Can’t Beat Beets0

A new study from researchers at Wake Forest University concludes that drinking beet juice can help slow the onset of dementia in adults.  In the publication Nitric Oxide: Biology and Chemistry, the researchers contend that beet juice can increase blood flow to the brain.

According to Daniel Kim-Shapiro, director of Wake Forest’s Translational Science Center: “There have been several very high-profile studies showing that drinking beet juice can lower blood pressure, but we wanted to show that drinking beet juice also increases perfusion, or blood flow, to the brain. There are areas in the brain that become poorly perfused as you age, and that’s believed to be associated with dementia and poor cognition.”

The elevated concentration of nitrates found in beets (as well as other vegetables) causes good bacteria in the mouth to turn nitrate into nitrate.  This helps open blood vessels, thereby increasing blood flow and oxygen throughout the body.

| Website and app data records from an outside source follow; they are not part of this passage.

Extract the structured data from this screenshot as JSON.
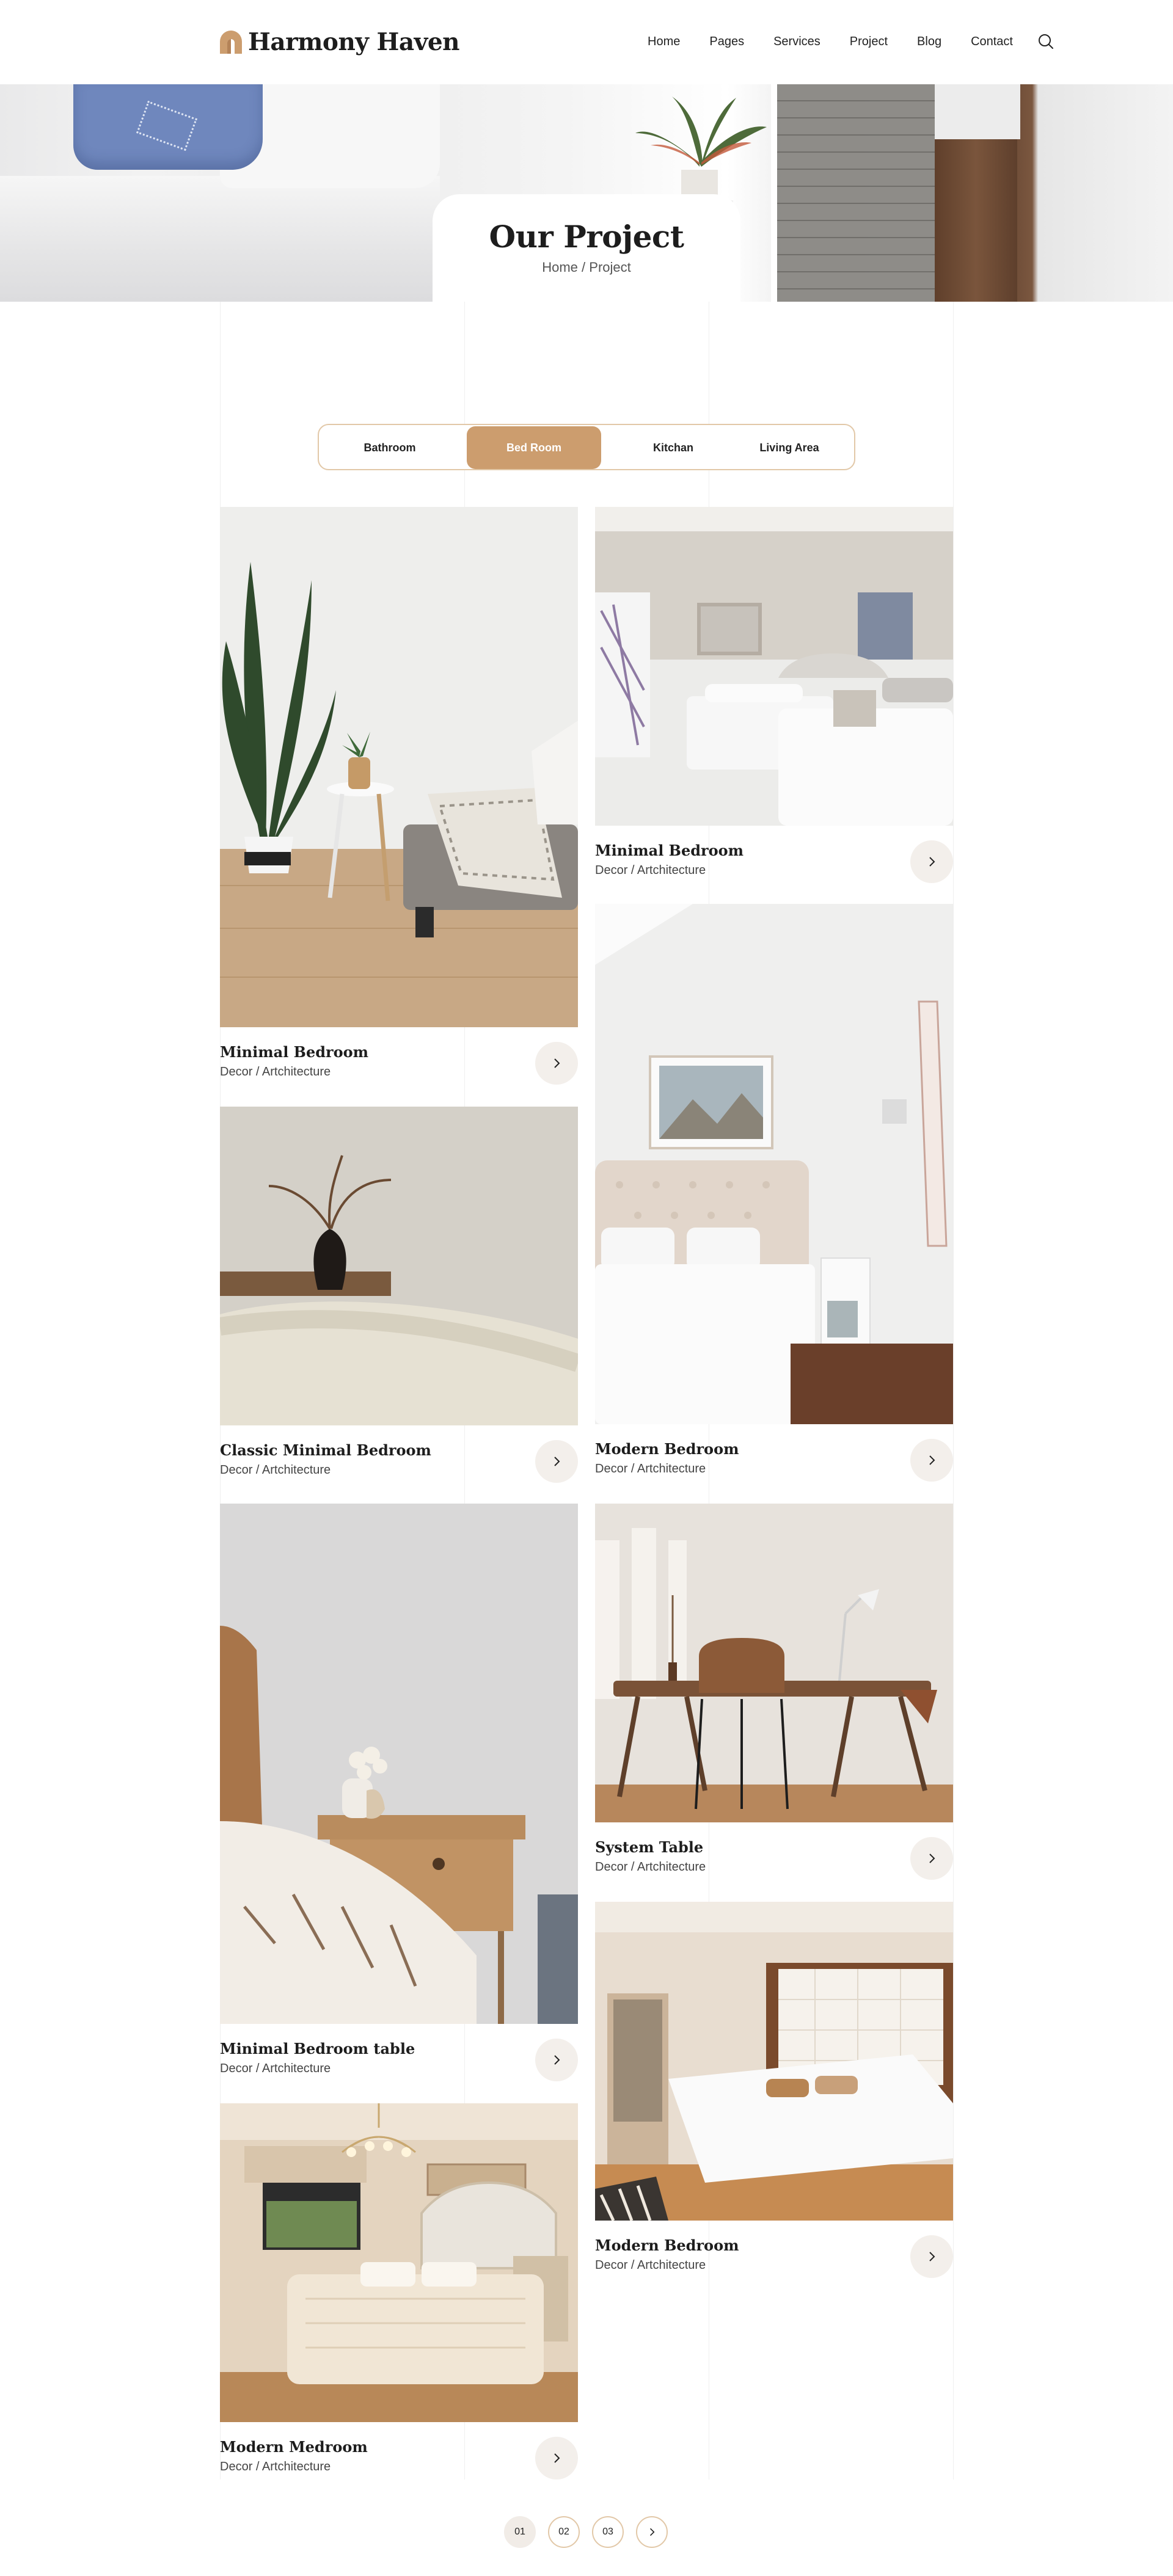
{
  "brand": {
    "name": "Harmony Haven",
    "accent": "#cc9d6e"
  },
  "nav": {
    "items": [
      "Home",
      "Pages",
      "Services",
      "Project",
      "Blog",
      "Contact"
    ],
    "search_icon": "search-icon"
  },
  "hero": {
    "title": "Our Project",
    "breadcrumb": {
      "home": "Home",
      "separator": "/",
      "current": "Project"
    }
  },
  "filters": {
    "tabs": [
      "Bathroom",
      "Bed Room",
      "Kitchan",
      "Living Area"
    ],
    "active": "Bed Room"
  },
  "projects": [
    {
      "title": "Minimal Bedroom",
      "category": "Decor / Artchitecture"
    },
    {
      "title": "Minimal Bedroom",
      "category": "Decor / Artchitecture"
    },
    {
      "title": "Classic Minimal Bedroom",
      "category": "Decor / Artchitecture"
    },
    {
      "title": "Modern Bedroom",
      "category": "Decor / Artchitecture"
    },
    {
      "title": "Minimal Bedroom table",
      "category": "Decor / Artchitecture"
    },
    {
      "title": "System Table",
      "category": "Decor / Artchitecture"
    },
    {
      "title": "Modern Medroom",
      "category": "Decor / Artchitecture"
    },
    {
      "title": "Modern Bedroom",
      "category": "Decor / Artchitecture"
    }
  ],
  "pagination": {
    "pages": [
      "01",
      "02",
      "03"
    ],
    "current": "01",
    "next_icon": "chevron-right-icon"
  }
}
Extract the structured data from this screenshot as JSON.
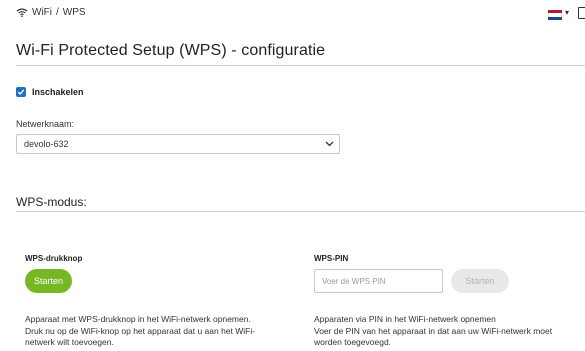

This is the first study to link consumption of  beet juice with increased blood flow to the brain.  “I think these results are consistent and encouraging – that good diet consisting of a lot of fruits and vegetables can contribute to overall good health,” according to Gary Miller, associate professor in the Department of Health and Exercise Science (and a project researcher).

[audio:http://hospitalstay.com/wp-content/uploads/2010/11/08-Vegetable.mp3|titles=Vegetable]The National Institutes of Health contributed funding for this research.